Rana Husseini, Jordan Football Association board member

Wider interest
The positive sentiments expressed in Bahrain are increasingly typical of the wider interest being shown in women’s football across the Middle East, as demonstrated by the recent workload related to women’s football that has been carried out by the FIFA Development Office in Amman. Since 2008, more than 30 FIFA courses related to women’s football have taken place in the region. In 2010 alone, nine member associations (Palestine, Syria, Bahrain, Iraq, Iran, Qatar, Jordan, United Arab Emirates and Kuwait) received ongoing support from FIFA’s PERFORMANCE football management programme in regards to the marketing of women’s football, as well as availing themselves of additional guidance in the area of coaching, refereeing and wider technical issues.

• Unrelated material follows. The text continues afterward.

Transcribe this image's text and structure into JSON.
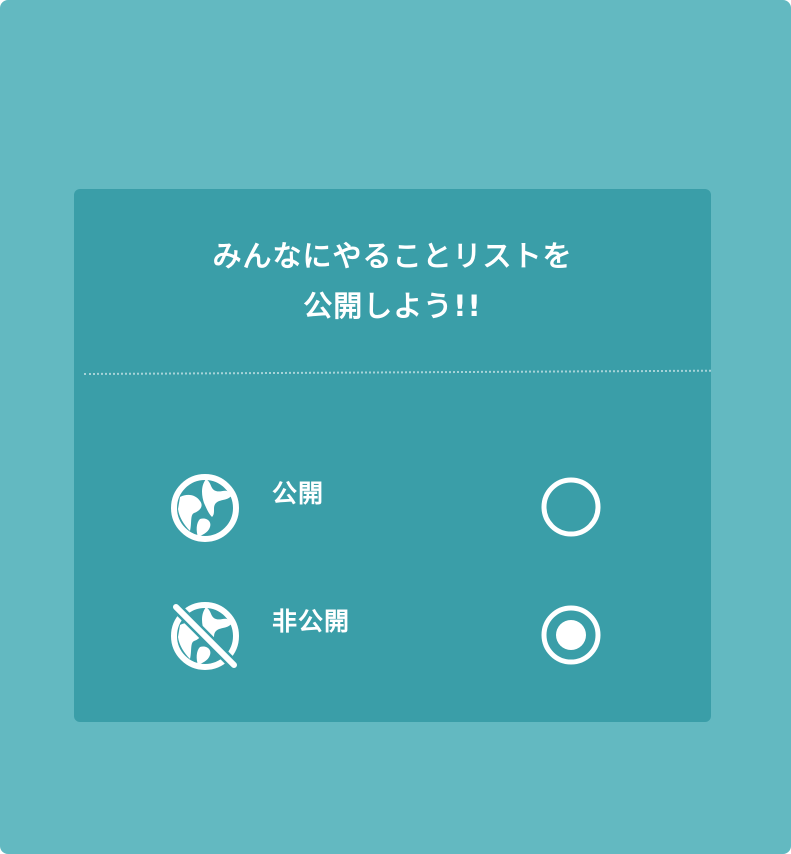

“FIFA’s support has been instrumental to the women’s football programme in Jordan,” said Husseini. “Palestine is getting ready to launch their first domestic league and Jordan has a national team player (Stephanie Al Naber) who has played in the Danish league and the European Champions League!

“We can also see right here in Bahrain how they are planning for the future with the establishment of a women’s under-16 team, so the future is looking bright right now for everyone. Women’s football is gaining in popularity around the world, but especially here in this region, and I believe this will continue. With more leagues developing and a greater spotlight on Middle Eastern women players, I am sure that Asia can emerge as the next major centre for women’s football.”